Another tough day for the big club, but thankfully, there is minor league baseball. Scranton defeats Rochester, 7-3 Ian Kennedy was solid, allowing just an unearned run on 7 hits and 2 walks in 4 2/3 innings of work, and striking out 4. He was pulled after only 81 pitches, so either he was laboring [...]
Having the FAA and the presidential airlift group conduct an aerial photo mission over Manhattan, complete with an F16 in tow, is about as dumb, thoughtless, irrational, idiotic, and insensitive a thing as I have heard in quite some time. Not alerting the public in advance pushes that stupidity to unprecedented levels.
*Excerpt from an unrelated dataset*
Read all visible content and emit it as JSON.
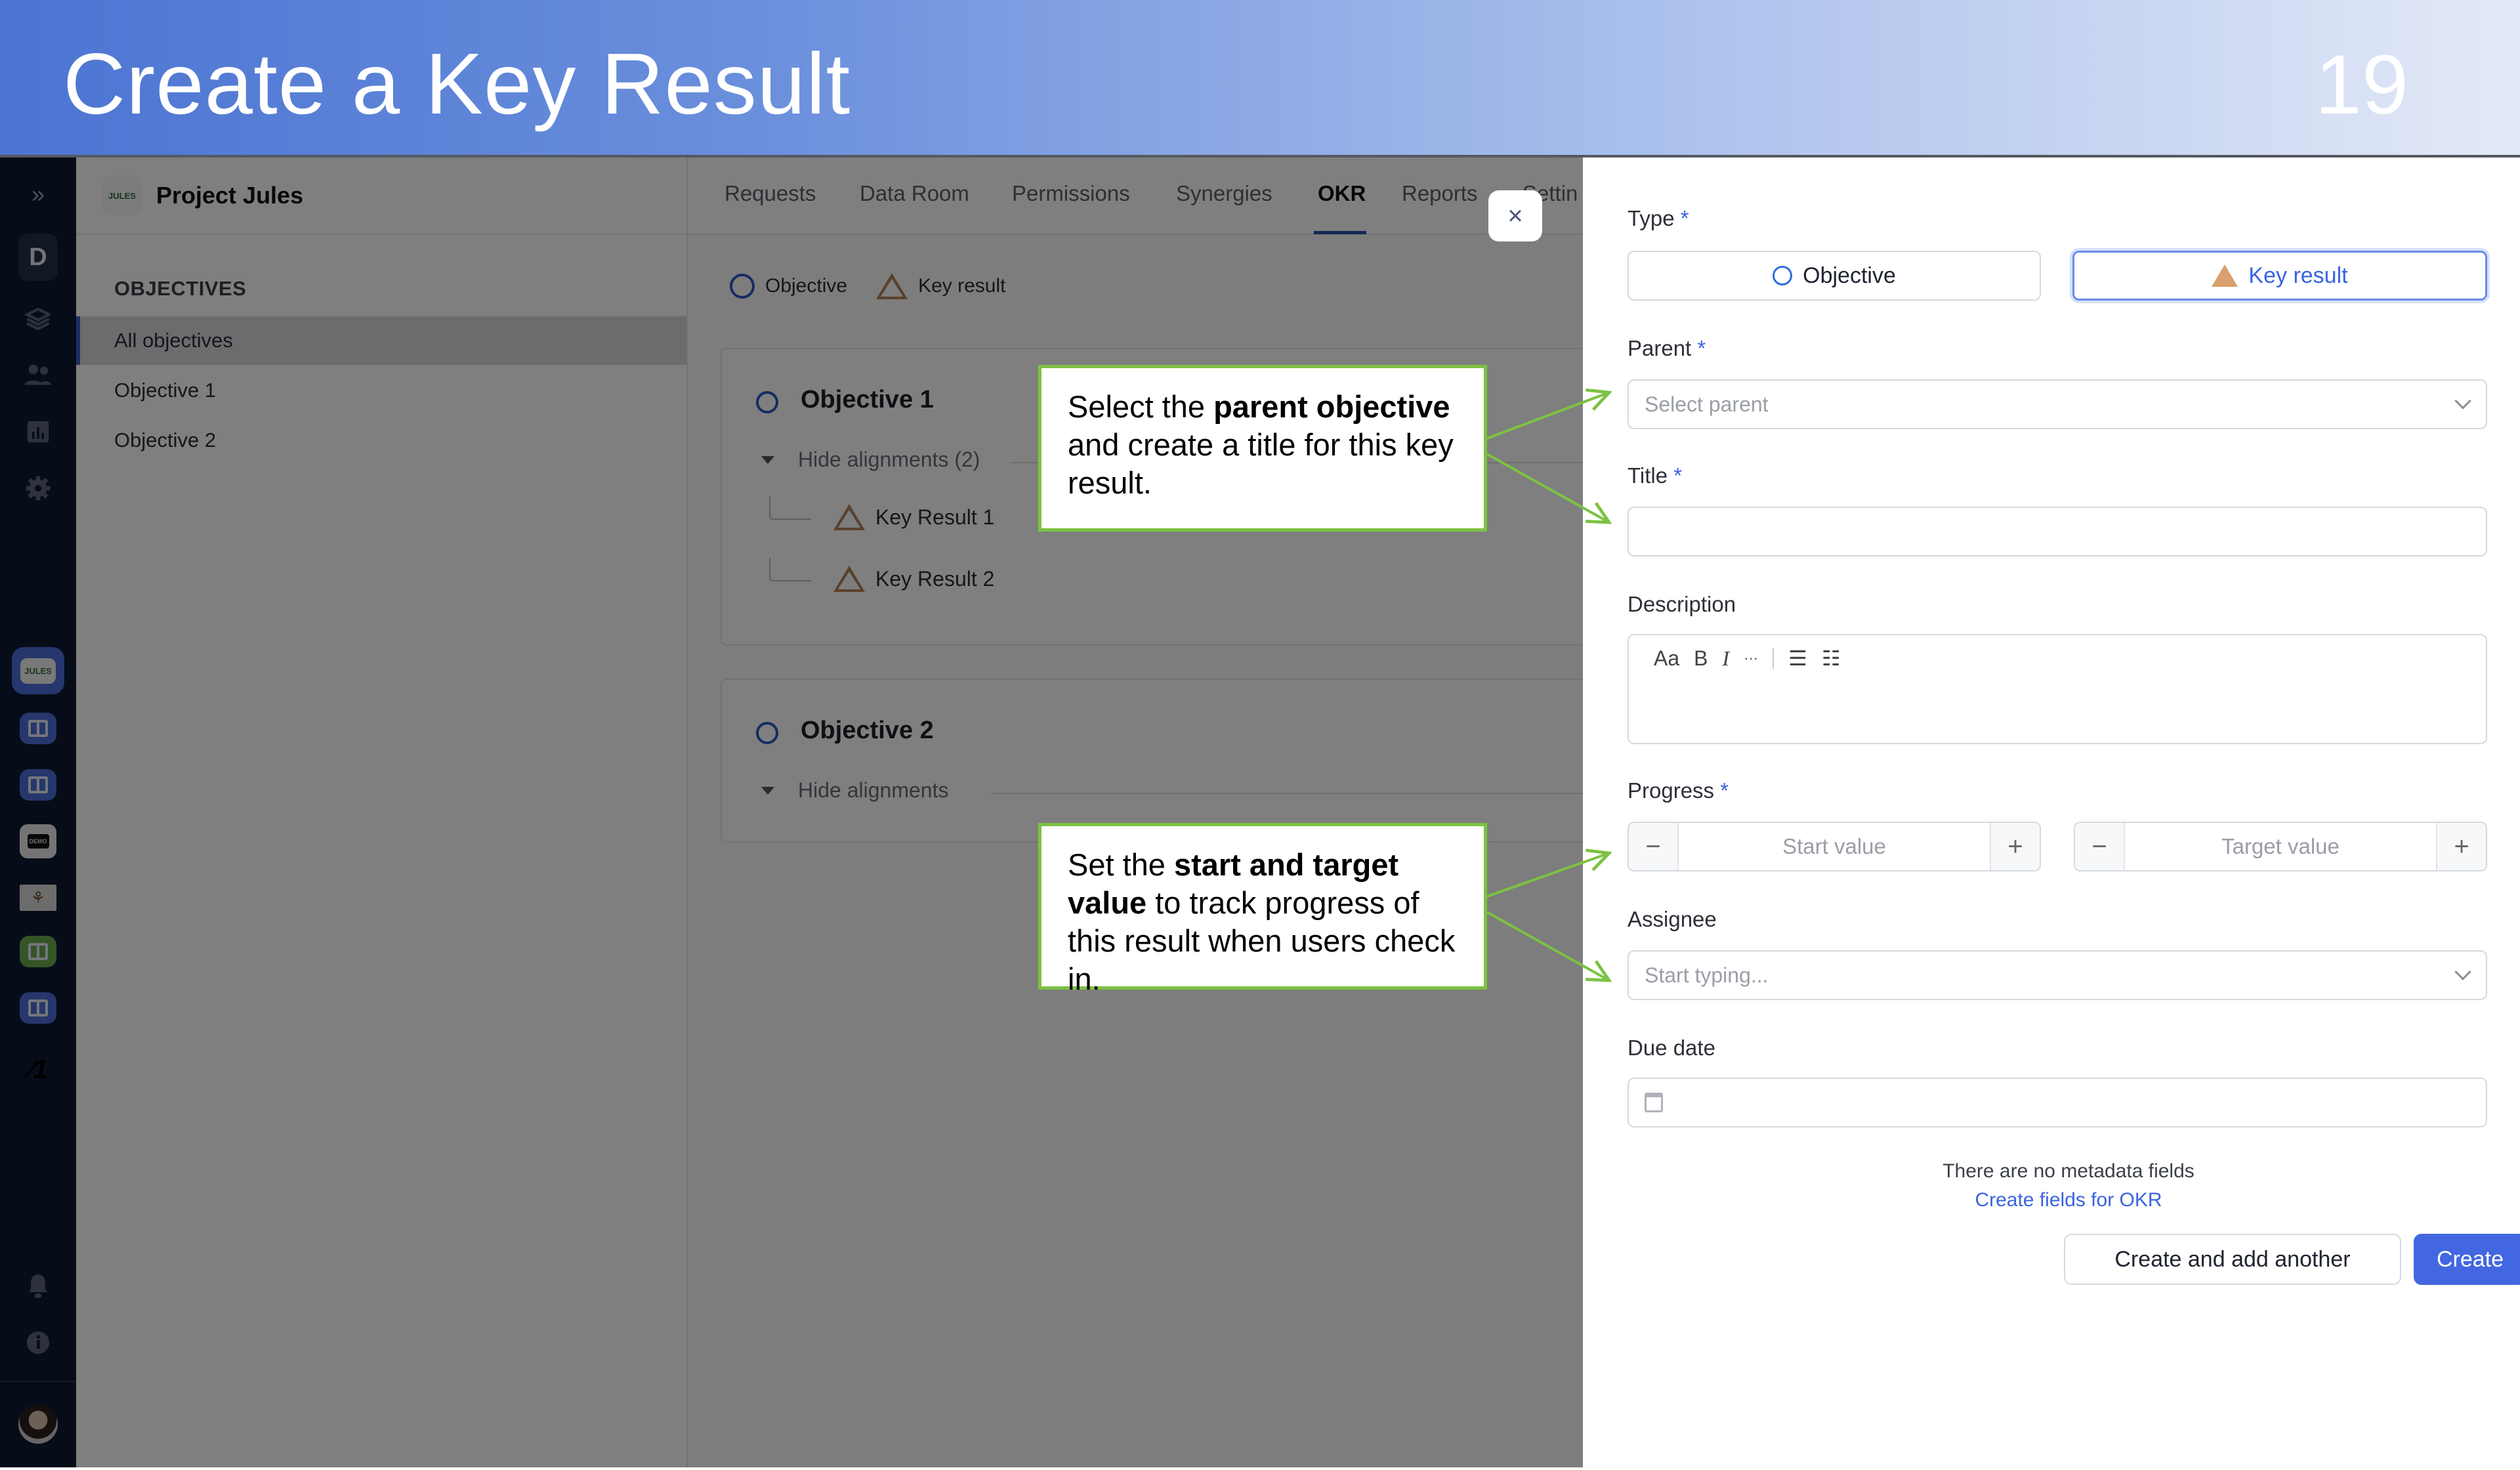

John Leitner, a floor trader at the New York Mercantile Exchange Building, said about 1,000 people “went into a total panic” and ran out of the building around 10 a.m. after seeing the planes whiz by their building, near the World Trade Center site.
Sen. Charles Schumer blasted the FAA for the lack of warning.
“This was a photo shoot. There was no need for surprise,” Schumer said. “There was no need to scare thousands of New Yorkers who still have the vivid memory of 9/11.”
Louis Caldera, who heads the White House Military Office, issued a statement apologizing. “I approved a mission over New York,” he said. “While federal authorities took the proper steps to notify state and local authorities in New York and New Jersey, it’s clear that the mission created confusion and disruption. I apologize and take responsibility for any distress that flight caused.”
Sorry, I’m just hyper-sensitive to stuff like this, having been in NYC on 9/11.
At this point, I am not sure what’s the best way to build long term arm strength for pitchers. Is it throw more, like Tommy John, Leo Mazzone and Nolan Ryan espouse, or is it throw less, as clearly the Yanks’ BP coach (and Little League coaches from coast to coast) preach?
Well, score one for the Yanks’ BP coach, this time:
Brian Bruney returned to Boston but is on the DL after being diagnosed with a strained flexor mass in his right elbow. “I don’t feel like it’s a serious, serious injury,” he said.
Bruney said he plans to revise his routine between games and throw less. He said bullpen coach Mike Harkey has encouraged him to throw less in the past, but he did not listen. Bruney called the injury his own fault.
I’m generally from the school that would preach usage vs. rest, that you can’t run a marathon by training in one mile sprints. You need to train your arm and body to handle the stress and strain of throwing and you can only do that by throwing. Not soft-tossing, but throwing from the bump and long tossing in the OF.
At least that’s what I think I think.
As I have said a few times today, it is too soon for the Yankees or their fans to panic. Getting swept in April by Boston is not fun, but it really does mean much in the long run (unless you are Mike Francesa, in which case it has wide ranging implications that point to [...]
To say that this was a bad sports weekend was an understatement. The Yankees got swept by the hated BoSox while the Rangers moved from the precipice of a stunning voictory to the doorstep of a devestating defeat. I just wanted to put my thoughts about the Yankees out there while they were still roiling [...]